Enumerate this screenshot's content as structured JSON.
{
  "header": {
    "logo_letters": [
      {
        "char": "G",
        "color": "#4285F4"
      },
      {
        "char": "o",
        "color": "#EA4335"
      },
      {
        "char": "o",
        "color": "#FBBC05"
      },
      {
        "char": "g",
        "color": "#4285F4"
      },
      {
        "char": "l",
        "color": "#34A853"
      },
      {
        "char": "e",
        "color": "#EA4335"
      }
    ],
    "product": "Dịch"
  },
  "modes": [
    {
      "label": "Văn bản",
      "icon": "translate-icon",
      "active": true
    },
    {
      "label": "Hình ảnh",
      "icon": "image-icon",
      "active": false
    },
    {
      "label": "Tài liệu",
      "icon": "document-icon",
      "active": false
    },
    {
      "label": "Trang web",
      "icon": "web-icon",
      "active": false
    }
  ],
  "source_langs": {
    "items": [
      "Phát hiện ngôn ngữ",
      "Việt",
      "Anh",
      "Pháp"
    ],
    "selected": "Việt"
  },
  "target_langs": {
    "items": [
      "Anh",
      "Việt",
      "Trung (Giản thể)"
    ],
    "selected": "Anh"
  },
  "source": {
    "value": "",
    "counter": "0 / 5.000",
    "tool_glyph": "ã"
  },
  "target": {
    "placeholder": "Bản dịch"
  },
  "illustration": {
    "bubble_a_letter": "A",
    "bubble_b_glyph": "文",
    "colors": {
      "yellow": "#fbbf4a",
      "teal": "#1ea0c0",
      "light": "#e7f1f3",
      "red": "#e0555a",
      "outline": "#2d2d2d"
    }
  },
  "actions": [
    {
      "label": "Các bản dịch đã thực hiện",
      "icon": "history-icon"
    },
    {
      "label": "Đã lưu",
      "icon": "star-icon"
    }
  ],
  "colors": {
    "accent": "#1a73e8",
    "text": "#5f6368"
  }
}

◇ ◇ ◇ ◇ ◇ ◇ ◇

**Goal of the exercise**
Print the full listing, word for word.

**Task response**
Enumerate this screenshot's content as structured JSON.
{
  "header": {
    "logo_letters": [
      {
        "char": "G",
        "color": "#4285F4"
      },
      {
        "char": "o",
        "color": "#EA4335"
      },
      {
        "char": "o",
        "color": "#FBBC05"
      },
      {
        "char": "g",
        "color": "#4285F4"
      },
      {
        "char": "l",
        "color": "#34A853"
      },
      {
        "char": "e",
        "color": "#EA4335"
      }
    ],
    "product": "Dịch"
  },
  "modes": [
    {
      "label": "Văn bản",
      "icon": "translate-icon",
      "active": true
    },
    {
      "label": "Hình ảnh",
      "icon": "image-icon",
      "active": false
    },
    {
      "label": "Tài liệu",
      "icon": "document-icon",
      "active": false
    },
    {
      "label": "Trang web",
      "icon": "web-icon",
      "active": false
    }
  ],
  "source_langs": {
    "items": [
      "Phát hiện ngôn ngữ",
      "Việt",
      "Anh",
      "Pháp"
    ],
    "selected": "Việt"
  },
  "target_langs": {
    "items": [
      "Anh",
      "Việt",
      "Trung (Giản thể)"
    ],
    "selected": "Anh"
  },
  "source": {
    "value": "",
    "counter": "0 / 5.000",
    "tool_glyph": "ã"
  },
  "target": {
    "placeholder": "Bản dịch"
  },
  "illustration": {
    "bubble_a_letter": "A",
    "bubble_b_glyph": "文",
    "colors": {
      "yellow": "#fbbf4a",
      "teal": "#1ea0c0",
      "light": "#e7f1f3",
      "red": "#e0555a",
      "outline": "#2d2d2d"
    }
  },
  "actions": [
    {
      "label": "Các bản dịch đã thực hiện",
      "icon": "history-icon"
    },
    {
      "label": "Đã lưu",
      "icon": "star-icon"
    }
  ],
  "colors": {
    "accent": "#1a73e8",
    "text": "#5f6368"
  }
}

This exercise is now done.